        spindown_time = 24
  • -u interrupt-unmask flag for the drive
        interrupt_unmask = on
  • -W Disable/enable the IDE drive's write-caching feature
        write_cache = off
  • -X IDE transfer mode for newer (E)IDE/ATA2 drives
        transfer_mode = 34
  • -y force to immediately enter the standby mode
  • -Y force to immediately enter the sleep mode
  • -Z Disable the power-saving function of certain Seagate drives
  • -M Set the acoustic management properties of a drive
  • -p Set the chipset PIO mode
  • --security-freeze Freeze the drive's security status
  • --security-unlock Unlock the drive's security
        security_unlock = PWD
  • --security-set-pass Set security password
        security_pass = password
  • --security-disable Disable drive locking
  • --user-master Specifies which password to select
        security_mode = u
  • --security-mode Set the security mode
        security_mode = h
  • Root file systems.
        Please see README.Debian for details. ROOTFS = /dev/hda

You can use straight hdparm commands in this config file as well - the set up is ugly, but it keeps backwards compatibility. Additionally, it should be noted that any blocks that begin with the keyword 'command_line' are not run until after the root filesystem is mounted. This is done to avoid running blocks twice.
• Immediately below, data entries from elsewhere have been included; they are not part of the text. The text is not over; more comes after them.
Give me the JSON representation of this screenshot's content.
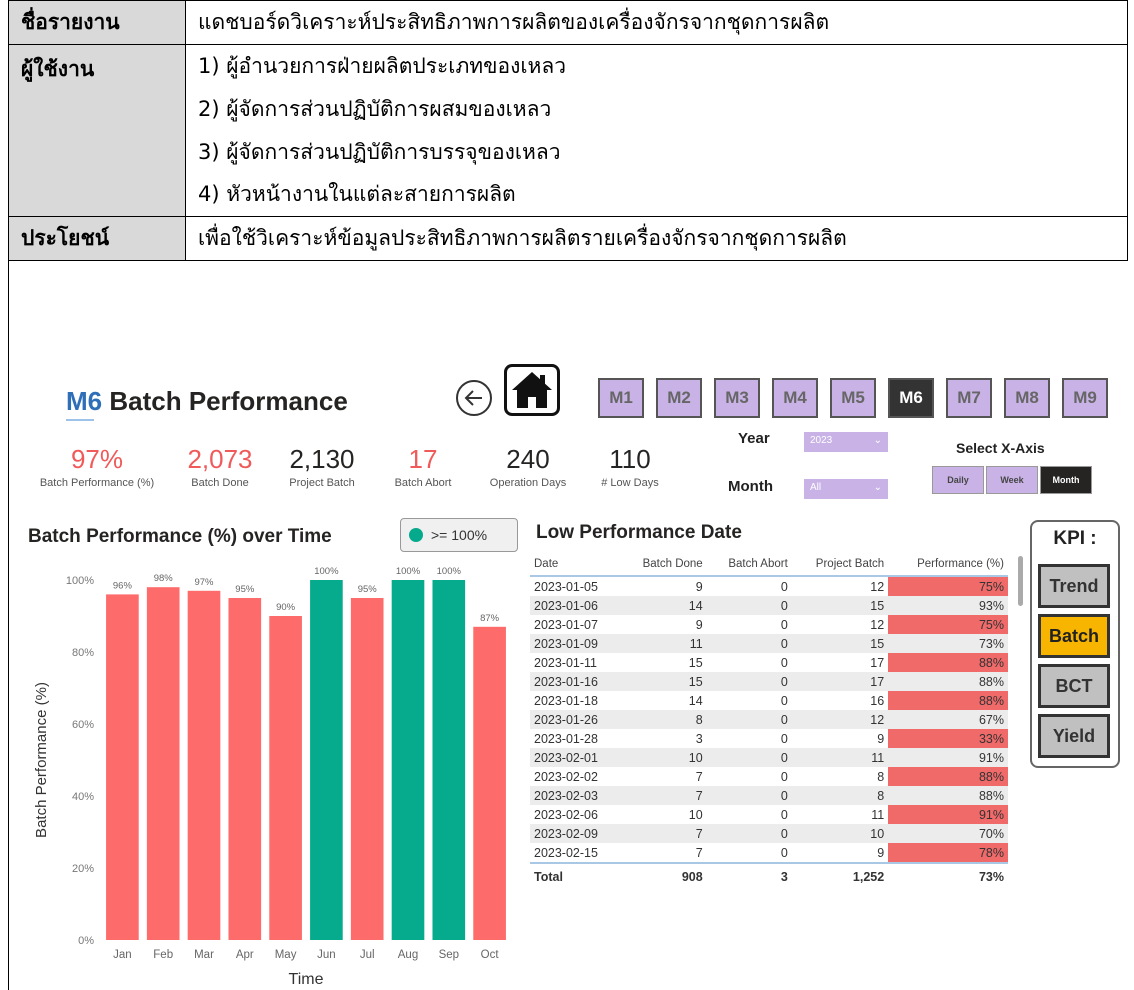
{
  "info": {
    "rows": [
      {
        "header": "ชื่อรายงาน",
        "value": "แดชบอร์ดวิเคราะห์ประสิทธิภาพการผลิตของเครื่องจักรจากชุดการผลิต"
      },
      {
        "header": "ผู้ใช้งาน",
        "values": [
          "1) ผู้อำนวยการฝ่ายผลิตประเภทของเหลว",
          "2) ผู้จัดการส่วนปฏิบัติการผสมของเหลว",
          "3) ผู้จัดการส่วนปฏิบัติการบรรจุของเหลว",
          "4) หัวหน้างานในแต่ละสายการผลิต"
        ]
      },
      {
        "header": "ประโยชน์",
        "value": "เพื่อใช้วิเคราะห์ข้อมูลประสิทธิภาพการผลิตรายเครื่องจักรจากชุดการผลิต"
      }
    ]
  },
  "dashboard": {
    "title_prefix": "M6",
    "title_rest": "Batch Performance",
    "machines": [
      "M1",
      "M2",
      "M3",
      "M4",
      "M5",
      "M6",
      "M7",
      "M8",
      "M9"
    ],
    "active_machine": "M6",
    "kpis": [
      {
        "value": "97%",
        "label": "Batch Performance (%)",
        "color": "#f05a5a"
      },
      {
        "value": "2,073",
        "label": "Batch Done",
        "color": "#f05a5a"
      },
      {
        "value": "2,130",
        "label": "Project Batch",
        "color": "#252423"
      },
      {
        "value": "17",
        "label": "Batch Abort",
        "color": "#f05a5a"
      },
      {
        "value": "240",
        "label": "Operation Days",
        "color": "#252423"
      },
      {
        "value": "110",
        "label": "# Low Days",
        "color": "#252423"
      }
    ],
    "filters": {
      "year_label": "Year",
      "year_value": "2023",
      "month_label": "Month",
      "month_value": "All"
    },
    "xaxis": {
      "label": "Select X-Axis",
      "options": [
        "Daily",
        "Week",
        "Month"
      ],
      "selected": "Month"
    },
    "chart_title": "Batch Performance (%) over Time",
    "legend_label": ">= 100%",
    "table": {
      "title": "Low Performance Date",
      "columns": [
        "Date",
        "Batch Done",
        "Batch Abort",
        "Project Batch",
        "Performance (%)"
      ],
      "rows": [
        [
          "2023-01-05",
          "9",
          "0",
          "12",
          "75%"
        ],
        [
          "2023-01-06",
          "14",
          "0",
          "15",
          "93%"
        ],
        [
          "2023-01-07",
          "9",
          "0",
          "12",
          "75%"
        ],
        [
          "2023-01-09",
          "11",
          "0",
          "15",
          "73%"
        ],
        [
          "2023-01-11",
          "15",
          "0",
          "17",
          "88%"
        ],
        [
          "2023-01-16",
          "15",
          "0",
          "17",
          "88%"
        ],
        [
          "2023-01-18",
          "14",
          "0",
          "16",
          "88%"
        ],
        [
          "2023-01-26",
          "8",
          "0",
          "12",
          "67%"
        ],
        [
          "2023-01-28",
          "3",
          "0",
          "9",
          "33%"
        ],
        [
          "2023-02-01",
          "10",
          "0",
          "11",
          "91%"
        ],
        [
          "2023-02-02",
          "7",
          "0",
          "8",
          "88%"
        ],
        [
          "2023-02-03",
          "7",
          "0",
          "8",
          "88%"
        ],
        [
          "2023-02-06",
          "10",
          "0",
          "11",
          "91%"
        ],
        [
          "2023-02-09",
          "7",
          "0",
          "10",
          "70%"
        ],
        [
          "2023-02-15",
          "7",
          "0",
          "9",
          "78%"
        ]
      ],
      "total": [
        "Total",
        "908",
        "3",
        "1,252",
        "73%"
      ]
    },
    "kpi_panel": {
      "title": "KPI :",
      "buttons": [
        "Trend",
        "Batch",
        "BCT",
        "Yield"
      ],
      "selected": "Batch"
    }
  },
  "chart_data": {
    "type": "bar",
    "title": "Batch Performance (%) over Time",
    "xlabel": "Time",
    "ylabel": "Batch Performance (%)",
    "categories": [
      "Jan",
      "Feb",
      "Mar",
      "Apr",
      "May",
      "Jun",
      "Jul",
      "Aug",
      "Sep",
      "Oct"
    ],
    "values": [
      96,
      98,
      97,
      95,
      90,
      100,
      95,
      100,
      100,
      87
    ],
    "labels": [
      "96%",
      "98%",
      "97%",
      "95%",
      "90%",
      "100%",
      "95%",
      "100%",
      "100%",
      "87%"
    ],
    "ylim": [
      0,
      100
    ],
    "yticks": [
      "0%",
      "20%",
      "40%",
      "60%",
      "80%",
      "100%"
    ],
    "colors": {
      "below": "#fd6b6b",
      "at_or_above": "#05ab8c"
    },
    "legend": ">= 100%"
  }
}
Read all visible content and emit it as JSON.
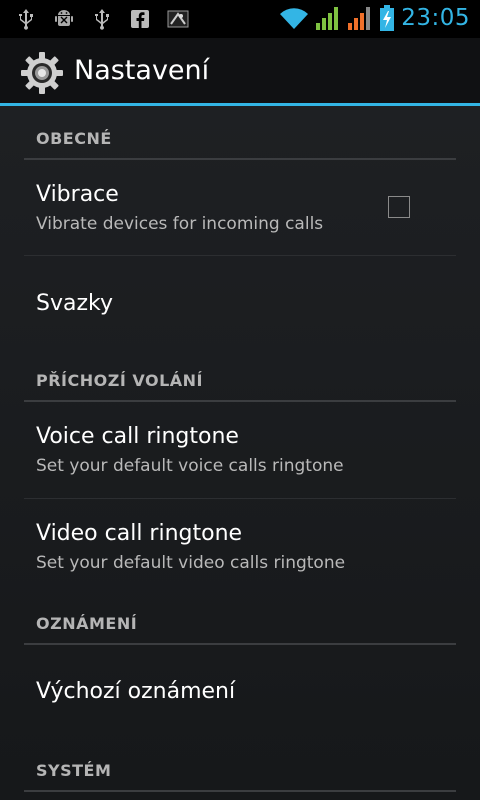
{
  "status_bar": {
    "left_icons": [
      "usb-icon",
      "android-debug-icon",
      "usb-icon",
      "facebook-icon",
      "notification-app-icon"
    ],
    "right_icons": [
      "wifi-icon",
      "signal-icon",
      "signal-roaming-icon",
      "battery-charging-icon"
    ],
    "time": "23:05"
  },
  "action_bar": {
    "title": "Nastavení",
    "icon": "settings-gear-icon"
  },
  "sections": {
    "general": {
      "label": "OBECNÉ"
    },
    "incoming": {
      "label": "PŘÍCHOZÍ VOLÁNÍ"
    },
    "notifications": {
      "label": "OZNÁMENÍ"
    },
    "system": {
      "label": "SYSTÉM"
    }
  },
  "items": {
    "vibrate": {
      "title": "Vibrace",
      "summary": "Vibrate devices for incoming calls",
      "checked": false
    },
    "bundles": {
      "title": "Svazky"
    },
    "voice_ringtone": {
      "title": "Voice call ringtone",
      "summary": "Set your default voice calls ringtone"
    },
    "video_ringtone": {
      "title": "Video call ringtone",
      "summary": "Set your default video calls ringtone"
    },
    "default_notification": {
      "title": "Výchozí oznámení"
    }
  },
  "colors": {
    "accent": "#33b5e5",
    "signal_green": "#7fc241",
    "signal_orange": "#f0702a"
  }
}
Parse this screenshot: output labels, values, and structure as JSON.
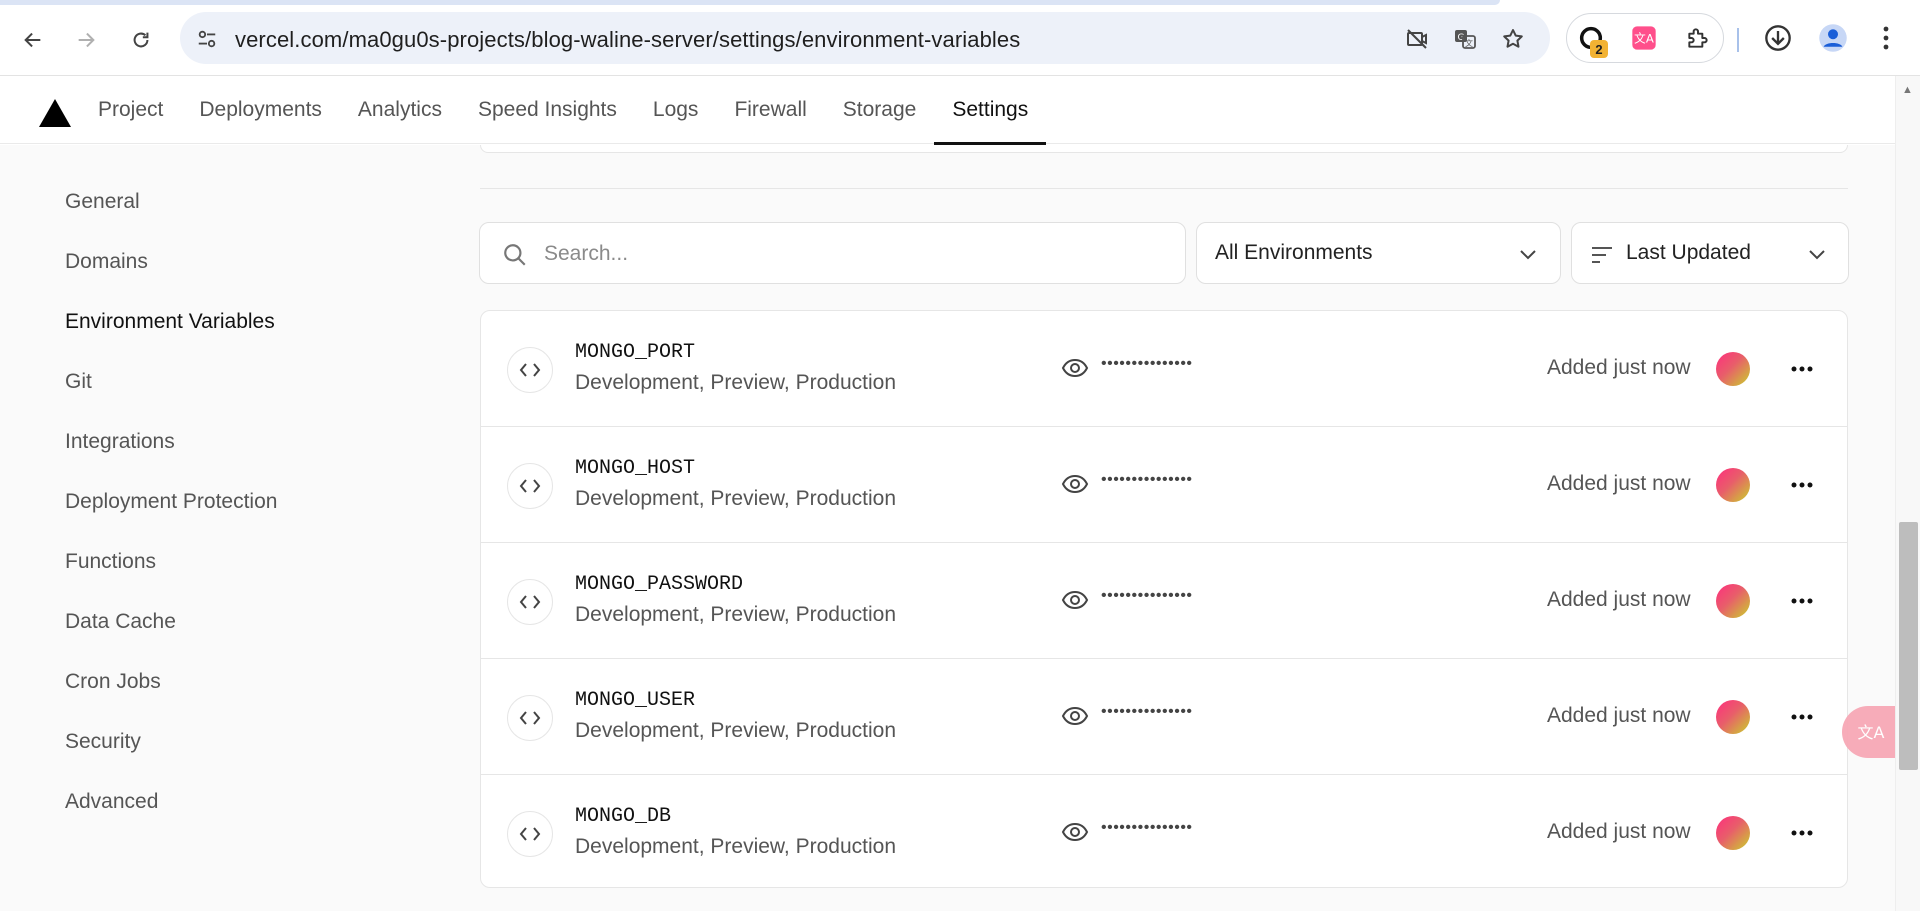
{
  "browser": {
    "url": "vercel.com/ma0gu0s-projects/blog-waline-server/settings/environment-variables",
    "extension_badge": "2"
  },
  "nav": {
    "tabs": [
      {
        "label": "Project"
      },
      {
        "label": "Deployments"
      },
      {
        "label": "Analytics"
      },
      {
        "label": "Speed Insights"
      },
      {
        "label": "Logs"
      },
      {
        "label": "Firewall"
      },
      {
        "label": "Storage"
      },
      {
        "label": "Settings",
        "active": true
      }
    ]
  },
  "sidebar": {
    "items": [
      {
        "label": "General"
      },
      {
        "label": "Domains"
      },
      {
        "label": "Environment Variables",
        "active": true
      },
      {
        "label": "Git"
      },
      {
        "label": "Integrations"
      },
      {
        "label": "Deployment Protection"
      },
      {
        "label": "Functions"
      },
      {
        "label": "Data Cache"
      },
      {
        "label": "Cron Jobs"
      },
      {
        "label": "Security"
      },
      {
        "label": "Advanced"
      }
    ]
  },
  "filters": {
    "search_placeholder": "Search...",
    "environment": "All Environments",
    "sort": "Last Updated"
  },
  "variables": [
    {
      "name": "MONGO_PORT",
      "environments": "Development, Preview, Production",
      "masked": "•••••••••••••••",
      "added": "Added just now"
    },
    {
      "name": "MONGO_HOST",
      "environments": "Development, Preview, Production",
      "masked": "•••••••••••••••",
      "added": "Added just now"
    },
    {
      "name": "MONGO_PASSWORD",
      "environments": "Development, Preview, Production",
      "masked": "•••••••••••••••",
      "added": "Added just now"
    },
    {
      "name": "MONGO_USER",
      "environments": "Development, Preview, Production",
      "masked": "•••••••••••••••",
      "added": "Added just now"
    },
    {
      "name": "MONGO_DB",
      "environments": "Development, Preview, Production",
      "masked": "•••••••••••••••",
      "added": "Added just now"
    }
  ],
  "colors": {
    "accent": "#111111",
    "avatar_gradient_start": "#ff2e7e",
    "avatar_gradient_end": "#c9d12b"
  }
}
If you need to run hdparm to set parameters for your root disk, please use the standard format.


hdparm was written by Mark Lord < > The init script and configuration file are currently maintained by Stephen Gran < >, but are the result of the work of many people.

This manual page was created by Stephen Gran < > for the Debian GNU/Linux system (but may be used by others).